Required action
From the records below, copy each line in which the string "badge" occurs.

++++ Supplied records

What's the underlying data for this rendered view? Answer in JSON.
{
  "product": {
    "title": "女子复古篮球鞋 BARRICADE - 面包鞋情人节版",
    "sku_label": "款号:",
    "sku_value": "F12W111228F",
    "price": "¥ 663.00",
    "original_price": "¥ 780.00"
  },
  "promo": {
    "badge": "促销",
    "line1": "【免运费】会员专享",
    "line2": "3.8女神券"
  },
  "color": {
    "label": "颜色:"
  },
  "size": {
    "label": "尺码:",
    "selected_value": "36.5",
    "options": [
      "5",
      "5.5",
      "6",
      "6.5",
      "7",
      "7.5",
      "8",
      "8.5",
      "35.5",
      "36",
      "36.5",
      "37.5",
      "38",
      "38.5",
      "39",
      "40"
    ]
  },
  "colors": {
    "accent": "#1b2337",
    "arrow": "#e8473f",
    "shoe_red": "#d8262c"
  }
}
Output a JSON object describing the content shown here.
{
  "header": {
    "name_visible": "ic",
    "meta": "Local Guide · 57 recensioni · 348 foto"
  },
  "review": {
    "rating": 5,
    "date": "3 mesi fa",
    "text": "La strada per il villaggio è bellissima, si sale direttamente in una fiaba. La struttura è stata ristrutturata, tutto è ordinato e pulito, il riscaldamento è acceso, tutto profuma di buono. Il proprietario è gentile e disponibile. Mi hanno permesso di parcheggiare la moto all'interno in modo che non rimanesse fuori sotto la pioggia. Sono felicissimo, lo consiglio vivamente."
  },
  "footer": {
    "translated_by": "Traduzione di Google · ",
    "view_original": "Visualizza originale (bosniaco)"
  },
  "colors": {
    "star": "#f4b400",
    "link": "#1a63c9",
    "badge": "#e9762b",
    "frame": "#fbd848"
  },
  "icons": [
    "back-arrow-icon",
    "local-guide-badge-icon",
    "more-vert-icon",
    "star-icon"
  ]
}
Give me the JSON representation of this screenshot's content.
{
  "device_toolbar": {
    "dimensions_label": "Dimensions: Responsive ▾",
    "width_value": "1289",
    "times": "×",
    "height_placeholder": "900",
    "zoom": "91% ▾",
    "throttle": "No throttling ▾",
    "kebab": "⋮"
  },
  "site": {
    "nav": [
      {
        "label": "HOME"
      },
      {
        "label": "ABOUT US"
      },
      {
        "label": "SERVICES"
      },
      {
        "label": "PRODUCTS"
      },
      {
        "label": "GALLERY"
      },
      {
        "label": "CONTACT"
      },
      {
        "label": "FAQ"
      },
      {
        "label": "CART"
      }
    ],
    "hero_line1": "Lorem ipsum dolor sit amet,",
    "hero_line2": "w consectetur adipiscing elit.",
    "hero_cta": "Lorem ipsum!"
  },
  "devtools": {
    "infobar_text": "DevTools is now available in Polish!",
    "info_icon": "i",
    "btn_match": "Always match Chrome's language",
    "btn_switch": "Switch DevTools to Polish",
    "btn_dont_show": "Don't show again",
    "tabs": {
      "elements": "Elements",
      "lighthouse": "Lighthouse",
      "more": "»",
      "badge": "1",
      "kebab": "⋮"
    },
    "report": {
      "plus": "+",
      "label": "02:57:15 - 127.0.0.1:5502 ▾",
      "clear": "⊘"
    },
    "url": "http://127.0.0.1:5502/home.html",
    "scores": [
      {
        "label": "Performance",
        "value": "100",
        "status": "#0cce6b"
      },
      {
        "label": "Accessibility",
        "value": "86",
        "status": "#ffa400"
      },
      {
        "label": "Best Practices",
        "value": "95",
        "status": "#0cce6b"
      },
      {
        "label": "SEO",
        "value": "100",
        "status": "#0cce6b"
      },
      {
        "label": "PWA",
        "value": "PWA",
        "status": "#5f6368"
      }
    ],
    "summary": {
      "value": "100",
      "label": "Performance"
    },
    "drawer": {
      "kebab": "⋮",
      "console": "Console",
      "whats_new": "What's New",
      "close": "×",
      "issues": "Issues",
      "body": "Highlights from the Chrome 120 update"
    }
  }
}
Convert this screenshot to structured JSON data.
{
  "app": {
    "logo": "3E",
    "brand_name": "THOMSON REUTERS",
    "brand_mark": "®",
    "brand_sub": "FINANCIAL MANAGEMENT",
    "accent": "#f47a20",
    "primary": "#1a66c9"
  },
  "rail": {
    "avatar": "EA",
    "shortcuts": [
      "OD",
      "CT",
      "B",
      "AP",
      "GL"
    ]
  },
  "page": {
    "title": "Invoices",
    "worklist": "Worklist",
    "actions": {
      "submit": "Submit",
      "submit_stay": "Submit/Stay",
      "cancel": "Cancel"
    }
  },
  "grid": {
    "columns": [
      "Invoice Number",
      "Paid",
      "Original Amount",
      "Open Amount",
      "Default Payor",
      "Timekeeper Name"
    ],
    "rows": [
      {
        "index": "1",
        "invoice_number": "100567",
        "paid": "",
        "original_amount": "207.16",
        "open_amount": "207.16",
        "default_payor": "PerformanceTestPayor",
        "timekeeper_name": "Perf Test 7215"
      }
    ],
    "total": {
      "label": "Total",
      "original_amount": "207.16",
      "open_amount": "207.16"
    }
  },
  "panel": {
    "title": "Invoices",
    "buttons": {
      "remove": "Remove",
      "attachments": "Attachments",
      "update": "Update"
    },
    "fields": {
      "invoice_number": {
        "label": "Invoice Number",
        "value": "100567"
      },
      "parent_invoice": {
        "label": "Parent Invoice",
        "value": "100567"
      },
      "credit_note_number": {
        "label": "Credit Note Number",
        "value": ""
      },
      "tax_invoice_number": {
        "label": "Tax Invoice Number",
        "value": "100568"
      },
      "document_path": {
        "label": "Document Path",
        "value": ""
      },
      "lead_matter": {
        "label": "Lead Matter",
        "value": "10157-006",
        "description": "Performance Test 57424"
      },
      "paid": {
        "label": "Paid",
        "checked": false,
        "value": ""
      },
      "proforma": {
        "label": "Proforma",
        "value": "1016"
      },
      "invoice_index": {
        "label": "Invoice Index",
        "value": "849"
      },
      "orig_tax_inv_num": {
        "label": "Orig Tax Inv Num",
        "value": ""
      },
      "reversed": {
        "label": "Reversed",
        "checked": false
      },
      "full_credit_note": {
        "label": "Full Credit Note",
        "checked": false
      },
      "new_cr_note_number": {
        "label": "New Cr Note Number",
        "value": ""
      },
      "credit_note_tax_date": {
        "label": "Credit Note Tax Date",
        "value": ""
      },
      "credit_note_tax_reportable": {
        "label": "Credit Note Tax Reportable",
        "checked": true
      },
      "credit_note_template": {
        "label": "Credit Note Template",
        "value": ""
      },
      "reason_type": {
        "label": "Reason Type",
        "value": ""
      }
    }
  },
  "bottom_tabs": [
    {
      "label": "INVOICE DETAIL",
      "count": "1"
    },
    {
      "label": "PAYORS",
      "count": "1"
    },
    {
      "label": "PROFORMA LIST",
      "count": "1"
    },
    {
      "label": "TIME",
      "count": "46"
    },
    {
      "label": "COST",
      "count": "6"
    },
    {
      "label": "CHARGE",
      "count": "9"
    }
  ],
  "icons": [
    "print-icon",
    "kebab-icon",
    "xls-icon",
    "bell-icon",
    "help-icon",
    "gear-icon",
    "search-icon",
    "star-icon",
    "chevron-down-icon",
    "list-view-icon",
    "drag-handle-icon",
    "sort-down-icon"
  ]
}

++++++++

Task output
    "badge": "促销",
    "badge": "#e9762b",
    "local-guide-badge-icon",
      "badge": "1",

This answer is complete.